*EXERCISE GOAL*. Give back the entire listing exactly as it was provided.

*RECORD EXTRACTS*.
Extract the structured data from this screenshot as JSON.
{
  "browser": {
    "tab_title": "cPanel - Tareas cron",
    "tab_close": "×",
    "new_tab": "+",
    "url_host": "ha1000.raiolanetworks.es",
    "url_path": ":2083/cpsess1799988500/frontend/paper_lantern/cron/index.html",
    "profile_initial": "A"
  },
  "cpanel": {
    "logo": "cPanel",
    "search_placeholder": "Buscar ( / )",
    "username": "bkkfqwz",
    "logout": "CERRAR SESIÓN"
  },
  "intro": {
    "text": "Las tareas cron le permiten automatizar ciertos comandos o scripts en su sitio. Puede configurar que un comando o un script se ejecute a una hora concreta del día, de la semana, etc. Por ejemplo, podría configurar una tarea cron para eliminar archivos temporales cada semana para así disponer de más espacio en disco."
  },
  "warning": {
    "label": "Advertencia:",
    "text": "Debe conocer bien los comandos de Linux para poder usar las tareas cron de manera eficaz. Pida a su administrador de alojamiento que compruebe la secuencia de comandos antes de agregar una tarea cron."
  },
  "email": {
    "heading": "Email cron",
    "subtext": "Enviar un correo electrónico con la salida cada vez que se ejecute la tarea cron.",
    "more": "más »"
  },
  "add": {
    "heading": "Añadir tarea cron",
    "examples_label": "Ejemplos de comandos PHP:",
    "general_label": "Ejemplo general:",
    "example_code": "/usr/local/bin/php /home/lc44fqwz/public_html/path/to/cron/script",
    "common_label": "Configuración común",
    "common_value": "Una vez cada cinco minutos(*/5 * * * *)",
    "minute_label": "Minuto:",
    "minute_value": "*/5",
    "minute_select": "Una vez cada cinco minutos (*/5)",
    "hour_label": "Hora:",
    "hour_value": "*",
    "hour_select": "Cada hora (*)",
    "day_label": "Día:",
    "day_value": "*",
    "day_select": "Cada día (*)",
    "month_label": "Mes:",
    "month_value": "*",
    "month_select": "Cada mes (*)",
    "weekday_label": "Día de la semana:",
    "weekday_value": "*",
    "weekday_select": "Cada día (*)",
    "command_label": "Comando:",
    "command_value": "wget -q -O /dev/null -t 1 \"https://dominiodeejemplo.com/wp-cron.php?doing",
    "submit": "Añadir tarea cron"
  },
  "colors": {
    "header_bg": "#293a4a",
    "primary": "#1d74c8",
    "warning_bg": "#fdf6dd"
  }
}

*TASK RESULT*.
Extract the structured data from this screenshot as JSON.
{
  "browser": {
    "tab_title": "cPanel - Tareas cron",
    "tab_close": "×",
    "new_tab": "+",
    "url_host": "ha1000.raiolanetworks.es",
    "url_path": ":2083/cpsess1799988500/frontend/paper_lantern/cron/index.html",
    "profile_initial": "A"
  },
  "cpanel": {
    "logo": "cPanel",
    "search_placeholder": "Buscar ( / )",
    "username": "bkkfqwz",
    "logout": "CERRAR SESIÓN"
  },
  "intro": {
    "text": "Las tareas cron le permiten automatizar ciertos comandos o scripts en su sitio. Puede configurar que un comando o un script se ejecute a una hora concreta del día, de la semana, etc. Por ejemplo, podría configurar una tarea cron para eliminar archivos temporales cada semana para así disponer de más espacio en disco."
  },
  "warning": {
    "label": "Advertencia:",
    "text": "Debe conocer bien los comandos de Linux para poder usar las tareas cron de manera eficaz. Pida a su administrador de alojamiento que compruebe la secuencia de comandos antes de agregar una tarea cron."
  },
  "email": {
    "heading": "Email cron",
    "subtext": "Enviar un correo electrónico con la salida cada vez que se ejecute la tarea cron.",
    "more": "más »"
  },
  "add": {
    "heading": "Añadir tarea cron",
    "examples_label": "Ejemplos de comandos PHP:",
    "general_label": "Ejemplo general:",
    "example_code": "/usr/local/bin/php /home/lc44fqwz/public_html/path/to/cron/script",
    "common_label": "Configuración común",
    "common_value": "Una vez cada cinco minutos(*/5 * * * *)",
    "minute_label": "Minuto:",
    "minute_value": "*/5",
    "minute_select": "Una vez cada cinco minutos (*/5)",
    "hour_label": "Hora:",
    "hour_value": "*",
    "hour_select": "Cada hora (*)",
    "day_label": "Día:",
    "day_value": "*",
    "day_select": "Cada día (*)",
    "month_label": "Mes:",
    "month_value": "*",
    "month_select": "Cada mes (*)",
    "weekday_label": "Día de la semana:",
    "weekday_value": "*",
    "weekday_select": "Cada día (*)",
    "command_label": "Comando:",
    "command_value": "wget -q -O /dev/null -t 1 \"https://dominiodeejemplo.com/wp-cron.php?doing",
    "submit": "Añadir tarea cron"
  },
  "colors": {
    "header_bg": "#293a4a",
    "primary": "#1d74c8",
    "warning_bg": "#fdf6dd"
  }
}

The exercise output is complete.